> [Required action] In the records below, some lines hold the word "Original". Copy each of those lines.

> [Exercise data]
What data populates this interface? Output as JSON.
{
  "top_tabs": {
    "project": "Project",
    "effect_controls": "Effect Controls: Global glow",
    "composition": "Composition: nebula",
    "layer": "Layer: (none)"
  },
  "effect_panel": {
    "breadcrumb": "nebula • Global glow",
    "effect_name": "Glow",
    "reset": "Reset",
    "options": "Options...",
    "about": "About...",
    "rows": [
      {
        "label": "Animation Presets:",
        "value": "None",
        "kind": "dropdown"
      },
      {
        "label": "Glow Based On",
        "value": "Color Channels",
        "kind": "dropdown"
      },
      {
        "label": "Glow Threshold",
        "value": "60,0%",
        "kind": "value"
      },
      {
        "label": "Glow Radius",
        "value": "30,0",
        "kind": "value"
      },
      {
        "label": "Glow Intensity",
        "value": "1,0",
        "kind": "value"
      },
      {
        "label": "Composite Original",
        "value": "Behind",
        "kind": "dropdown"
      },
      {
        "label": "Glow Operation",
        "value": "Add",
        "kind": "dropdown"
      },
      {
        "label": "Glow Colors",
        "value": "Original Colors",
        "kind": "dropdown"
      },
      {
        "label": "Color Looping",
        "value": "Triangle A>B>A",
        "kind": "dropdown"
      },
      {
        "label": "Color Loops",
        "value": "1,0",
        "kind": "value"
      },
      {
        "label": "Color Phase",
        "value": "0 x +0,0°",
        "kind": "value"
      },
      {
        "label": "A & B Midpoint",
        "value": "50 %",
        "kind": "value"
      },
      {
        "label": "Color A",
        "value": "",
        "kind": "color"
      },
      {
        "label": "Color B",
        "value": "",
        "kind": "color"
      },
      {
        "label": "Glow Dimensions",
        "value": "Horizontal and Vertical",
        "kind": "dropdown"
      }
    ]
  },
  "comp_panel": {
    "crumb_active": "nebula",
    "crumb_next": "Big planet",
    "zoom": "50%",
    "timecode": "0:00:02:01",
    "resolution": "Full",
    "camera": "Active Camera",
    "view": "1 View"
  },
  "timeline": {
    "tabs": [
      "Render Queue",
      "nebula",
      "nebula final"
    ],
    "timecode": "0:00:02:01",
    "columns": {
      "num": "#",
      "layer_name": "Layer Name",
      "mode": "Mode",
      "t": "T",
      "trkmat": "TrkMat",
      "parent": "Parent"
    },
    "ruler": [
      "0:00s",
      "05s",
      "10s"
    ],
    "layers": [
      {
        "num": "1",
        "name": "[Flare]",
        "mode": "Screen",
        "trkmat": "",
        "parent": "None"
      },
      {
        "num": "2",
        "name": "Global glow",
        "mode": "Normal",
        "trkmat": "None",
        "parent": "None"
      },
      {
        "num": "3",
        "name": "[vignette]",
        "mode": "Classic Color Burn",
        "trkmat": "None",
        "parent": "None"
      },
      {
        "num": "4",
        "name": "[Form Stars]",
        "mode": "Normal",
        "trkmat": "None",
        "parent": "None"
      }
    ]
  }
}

> [Answer space]
        "label": "Composite Original",
        "value": "Original Colors",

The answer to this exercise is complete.